A Beginner’s Guide to the Game of Poker


Poker is a game that can test a player’s analytical, mathematical and interpersonal skills. It can also teach valuable life lessons. It is a card game that involves betting, bluffing, and misdirection to achieve a high-ranking hand and win the pot at the end of the hand. It is a game that requires quick instincts and the ability to read players and situations.

Unlike many other card games, poker is played with an actual deck of cards. The cards are shuffled and dealt to each player in turn. Once the shuffle is complete, each player must place their bets into the pot. Players can bet with any type of hand, including a strong one or a weak one. They can also bluff by pretending that they have a strong hand. If other players call their bets, the bluffing player wins the pot.

While some bets are forced, most are placed voluntarily by players who believe that their bet has positive expected value. They may also bluff other players for strategic reasons, such as attempting to confuse them by raising the amount they bet or forcing them to fold with a strong bluff. These bets are based on a combination of probability, psychology, and game theory.

The game of poker can be a fun and rewarding activity for people of all ages, but it can also be very frustrating for those who don’t have the best cards. It is important to learn the basic rules of poker and practice them often to become a better player. It is also helpful to find a good poker coach or mentor who can help you improve your game.

A good poker strategy is a must, but it is also important to develop your own style. This can be done through careful self-examination, taking notes, or even discussing your play with other players. Developing your own strategy will allow you to maximise your potential for winning and make your plays as profitable as possible.

Another thing to keep in mind when playing poker is that you must always look for ways to improve your position at the table. This is especially important when playing against LAGs (Low Aggression players). If they have position on you, they can control the action and make it hard for you to maximize your EV. Therefore, it is important to try to be seated to their left as much as possible.

It is also important to know when it is time to fold. If you have a weak hand, it is usually better to just check than to continue betting money on it. This will prevent you from throwing good money after bad, and can prevent you from making a costly mistake that could cost you the game.
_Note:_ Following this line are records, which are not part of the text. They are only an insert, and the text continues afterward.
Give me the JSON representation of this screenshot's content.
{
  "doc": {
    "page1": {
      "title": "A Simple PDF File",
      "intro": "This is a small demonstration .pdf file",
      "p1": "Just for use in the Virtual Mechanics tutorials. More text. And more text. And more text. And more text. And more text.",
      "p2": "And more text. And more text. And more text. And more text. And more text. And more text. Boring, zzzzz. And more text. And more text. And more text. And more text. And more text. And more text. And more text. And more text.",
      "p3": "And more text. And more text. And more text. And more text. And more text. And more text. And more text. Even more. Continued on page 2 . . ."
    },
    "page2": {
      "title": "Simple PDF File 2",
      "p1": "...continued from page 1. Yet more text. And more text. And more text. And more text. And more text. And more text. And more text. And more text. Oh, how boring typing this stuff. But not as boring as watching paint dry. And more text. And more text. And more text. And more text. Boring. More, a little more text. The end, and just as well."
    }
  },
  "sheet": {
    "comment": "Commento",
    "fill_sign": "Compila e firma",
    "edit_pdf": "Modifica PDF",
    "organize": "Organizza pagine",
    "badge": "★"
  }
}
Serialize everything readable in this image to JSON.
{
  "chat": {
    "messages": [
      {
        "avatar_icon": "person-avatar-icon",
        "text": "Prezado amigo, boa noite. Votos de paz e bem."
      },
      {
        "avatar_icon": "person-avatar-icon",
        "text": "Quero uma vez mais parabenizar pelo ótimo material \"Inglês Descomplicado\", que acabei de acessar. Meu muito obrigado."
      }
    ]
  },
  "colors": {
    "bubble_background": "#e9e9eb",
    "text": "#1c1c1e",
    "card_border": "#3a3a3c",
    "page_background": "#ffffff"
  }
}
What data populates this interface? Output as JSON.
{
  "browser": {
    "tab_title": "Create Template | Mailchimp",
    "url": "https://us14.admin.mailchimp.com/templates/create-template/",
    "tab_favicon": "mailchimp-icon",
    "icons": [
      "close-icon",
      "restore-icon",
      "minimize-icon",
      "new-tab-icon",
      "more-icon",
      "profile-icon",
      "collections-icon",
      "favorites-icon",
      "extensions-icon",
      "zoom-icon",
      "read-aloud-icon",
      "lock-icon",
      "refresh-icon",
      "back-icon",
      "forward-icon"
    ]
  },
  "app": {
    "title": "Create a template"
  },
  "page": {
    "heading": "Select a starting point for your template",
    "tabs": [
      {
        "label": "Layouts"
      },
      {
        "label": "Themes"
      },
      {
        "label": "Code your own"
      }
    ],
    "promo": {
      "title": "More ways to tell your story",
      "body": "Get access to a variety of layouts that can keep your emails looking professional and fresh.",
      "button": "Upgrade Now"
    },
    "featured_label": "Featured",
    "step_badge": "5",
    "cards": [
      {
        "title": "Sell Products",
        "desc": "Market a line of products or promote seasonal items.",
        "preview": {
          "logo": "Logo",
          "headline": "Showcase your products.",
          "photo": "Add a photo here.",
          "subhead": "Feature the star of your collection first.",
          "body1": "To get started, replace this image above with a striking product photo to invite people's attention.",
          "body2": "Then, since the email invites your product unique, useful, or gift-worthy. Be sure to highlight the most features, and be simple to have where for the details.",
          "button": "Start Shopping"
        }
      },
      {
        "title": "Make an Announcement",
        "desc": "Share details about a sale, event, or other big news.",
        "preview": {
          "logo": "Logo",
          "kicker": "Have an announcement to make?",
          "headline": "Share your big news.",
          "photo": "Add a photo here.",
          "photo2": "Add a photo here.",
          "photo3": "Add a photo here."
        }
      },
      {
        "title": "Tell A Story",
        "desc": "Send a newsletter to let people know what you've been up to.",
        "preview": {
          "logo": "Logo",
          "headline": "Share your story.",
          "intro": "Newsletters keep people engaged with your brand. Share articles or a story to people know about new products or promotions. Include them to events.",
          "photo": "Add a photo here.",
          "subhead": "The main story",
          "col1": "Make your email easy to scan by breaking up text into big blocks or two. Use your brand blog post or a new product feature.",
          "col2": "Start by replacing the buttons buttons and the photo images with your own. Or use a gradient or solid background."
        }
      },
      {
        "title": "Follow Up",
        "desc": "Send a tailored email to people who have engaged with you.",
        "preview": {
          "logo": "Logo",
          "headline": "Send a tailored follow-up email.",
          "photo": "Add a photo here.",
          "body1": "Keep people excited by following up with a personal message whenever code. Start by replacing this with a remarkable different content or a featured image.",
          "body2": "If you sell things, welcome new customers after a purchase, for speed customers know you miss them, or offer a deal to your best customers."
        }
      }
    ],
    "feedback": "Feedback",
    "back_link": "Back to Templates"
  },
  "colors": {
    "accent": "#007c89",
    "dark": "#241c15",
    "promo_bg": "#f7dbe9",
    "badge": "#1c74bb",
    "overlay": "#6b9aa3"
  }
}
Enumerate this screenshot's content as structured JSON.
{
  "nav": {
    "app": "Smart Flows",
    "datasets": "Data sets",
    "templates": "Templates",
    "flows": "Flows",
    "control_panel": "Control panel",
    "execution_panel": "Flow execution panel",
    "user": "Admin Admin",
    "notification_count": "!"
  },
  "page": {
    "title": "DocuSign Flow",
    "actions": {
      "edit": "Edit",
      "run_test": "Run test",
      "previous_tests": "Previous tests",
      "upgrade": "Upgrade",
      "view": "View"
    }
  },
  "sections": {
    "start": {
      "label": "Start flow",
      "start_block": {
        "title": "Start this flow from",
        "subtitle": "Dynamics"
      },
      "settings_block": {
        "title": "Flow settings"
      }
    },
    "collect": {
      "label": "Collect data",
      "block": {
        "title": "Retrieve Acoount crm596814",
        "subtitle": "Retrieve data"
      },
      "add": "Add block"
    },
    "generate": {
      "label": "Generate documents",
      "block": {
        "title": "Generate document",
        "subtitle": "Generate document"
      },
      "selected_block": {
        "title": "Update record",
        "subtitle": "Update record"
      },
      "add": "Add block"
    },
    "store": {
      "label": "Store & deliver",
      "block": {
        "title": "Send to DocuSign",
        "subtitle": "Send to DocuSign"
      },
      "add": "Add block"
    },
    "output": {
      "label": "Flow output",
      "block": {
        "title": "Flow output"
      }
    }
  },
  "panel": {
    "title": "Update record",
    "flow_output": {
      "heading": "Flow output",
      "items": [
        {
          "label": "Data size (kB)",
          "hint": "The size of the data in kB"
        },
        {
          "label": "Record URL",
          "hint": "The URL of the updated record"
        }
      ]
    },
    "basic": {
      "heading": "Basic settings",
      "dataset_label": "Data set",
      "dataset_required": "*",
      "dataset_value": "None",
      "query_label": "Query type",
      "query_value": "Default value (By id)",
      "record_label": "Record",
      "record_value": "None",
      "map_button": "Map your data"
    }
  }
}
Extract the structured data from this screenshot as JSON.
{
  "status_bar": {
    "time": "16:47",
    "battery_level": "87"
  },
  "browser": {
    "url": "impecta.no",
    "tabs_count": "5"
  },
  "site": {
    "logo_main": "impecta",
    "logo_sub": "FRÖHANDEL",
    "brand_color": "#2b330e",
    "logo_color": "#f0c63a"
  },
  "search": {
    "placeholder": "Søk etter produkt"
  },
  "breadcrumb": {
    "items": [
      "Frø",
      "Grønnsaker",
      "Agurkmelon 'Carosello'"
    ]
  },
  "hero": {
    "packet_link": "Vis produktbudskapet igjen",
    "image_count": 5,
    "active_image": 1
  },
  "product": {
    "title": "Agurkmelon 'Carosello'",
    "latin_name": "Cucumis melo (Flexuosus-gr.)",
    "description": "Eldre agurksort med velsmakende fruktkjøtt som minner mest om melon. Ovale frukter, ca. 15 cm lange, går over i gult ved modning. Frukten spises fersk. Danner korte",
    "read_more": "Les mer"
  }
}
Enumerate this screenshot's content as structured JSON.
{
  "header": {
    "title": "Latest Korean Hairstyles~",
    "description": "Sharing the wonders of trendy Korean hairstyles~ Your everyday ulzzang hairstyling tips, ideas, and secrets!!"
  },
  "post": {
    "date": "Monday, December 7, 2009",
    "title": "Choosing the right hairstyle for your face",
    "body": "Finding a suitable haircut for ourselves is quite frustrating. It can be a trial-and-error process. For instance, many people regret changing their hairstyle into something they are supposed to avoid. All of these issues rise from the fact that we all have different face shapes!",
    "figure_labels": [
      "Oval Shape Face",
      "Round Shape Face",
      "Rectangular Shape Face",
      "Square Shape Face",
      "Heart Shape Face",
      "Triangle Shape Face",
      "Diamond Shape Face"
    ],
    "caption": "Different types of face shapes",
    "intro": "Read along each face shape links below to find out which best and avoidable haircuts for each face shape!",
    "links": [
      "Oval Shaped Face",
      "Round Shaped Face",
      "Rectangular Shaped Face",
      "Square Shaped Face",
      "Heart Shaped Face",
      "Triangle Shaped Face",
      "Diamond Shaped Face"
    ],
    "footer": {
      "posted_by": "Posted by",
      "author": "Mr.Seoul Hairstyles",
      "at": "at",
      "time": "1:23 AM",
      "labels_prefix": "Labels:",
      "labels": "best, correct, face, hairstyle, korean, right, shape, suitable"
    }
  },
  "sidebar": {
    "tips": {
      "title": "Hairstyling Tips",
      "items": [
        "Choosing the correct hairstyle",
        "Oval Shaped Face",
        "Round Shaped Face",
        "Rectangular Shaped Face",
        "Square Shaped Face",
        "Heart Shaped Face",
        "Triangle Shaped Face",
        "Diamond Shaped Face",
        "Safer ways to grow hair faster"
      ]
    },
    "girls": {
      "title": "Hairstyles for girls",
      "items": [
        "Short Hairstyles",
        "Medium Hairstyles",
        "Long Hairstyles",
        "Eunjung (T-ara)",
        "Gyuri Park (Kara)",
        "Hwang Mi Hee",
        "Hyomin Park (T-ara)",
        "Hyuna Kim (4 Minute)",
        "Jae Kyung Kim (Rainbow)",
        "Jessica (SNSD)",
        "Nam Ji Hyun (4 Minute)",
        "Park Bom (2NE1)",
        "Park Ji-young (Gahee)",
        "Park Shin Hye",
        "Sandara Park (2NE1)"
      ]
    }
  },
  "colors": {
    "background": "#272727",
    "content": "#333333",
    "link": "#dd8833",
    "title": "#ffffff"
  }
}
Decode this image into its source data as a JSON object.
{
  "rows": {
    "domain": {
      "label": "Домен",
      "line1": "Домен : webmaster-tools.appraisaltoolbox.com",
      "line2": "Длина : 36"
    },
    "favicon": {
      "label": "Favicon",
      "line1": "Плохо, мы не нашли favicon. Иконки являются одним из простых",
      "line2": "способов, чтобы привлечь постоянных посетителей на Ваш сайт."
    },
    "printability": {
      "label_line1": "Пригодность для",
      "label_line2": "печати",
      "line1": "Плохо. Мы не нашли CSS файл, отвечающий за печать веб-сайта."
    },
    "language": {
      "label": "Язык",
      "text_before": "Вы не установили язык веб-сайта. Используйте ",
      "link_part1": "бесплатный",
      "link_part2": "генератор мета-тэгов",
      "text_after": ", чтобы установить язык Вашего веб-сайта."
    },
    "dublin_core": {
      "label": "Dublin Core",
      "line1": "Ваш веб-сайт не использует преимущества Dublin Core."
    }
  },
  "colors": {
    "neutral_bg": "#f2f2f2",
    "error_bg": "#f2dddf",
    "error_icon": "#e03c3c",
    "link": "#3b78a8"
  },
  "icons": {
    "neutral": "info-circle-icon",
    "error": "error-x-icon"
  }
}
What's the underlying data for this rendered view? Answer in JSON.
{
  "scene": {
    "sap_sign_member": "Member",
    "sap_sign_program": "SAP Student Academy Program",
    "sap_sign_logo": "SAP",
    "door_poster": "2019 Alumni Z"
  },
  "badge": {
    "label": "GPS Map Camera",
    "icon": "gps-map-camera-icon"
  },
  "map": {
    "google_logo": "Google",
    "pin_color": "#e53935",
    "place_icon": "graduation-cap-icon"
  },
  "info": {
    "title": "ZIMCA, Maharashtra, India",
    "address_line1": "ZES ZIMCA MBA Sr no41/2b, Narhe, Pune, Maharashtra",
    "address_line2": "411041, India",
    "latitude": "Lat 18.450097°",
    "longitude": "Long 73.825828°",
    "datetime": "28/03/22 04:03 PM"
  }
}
If you have a good hand, then it is worth playing it to see the flop. This will give you more chances to improve your hand, and it will be less likely that other players will call your bluff.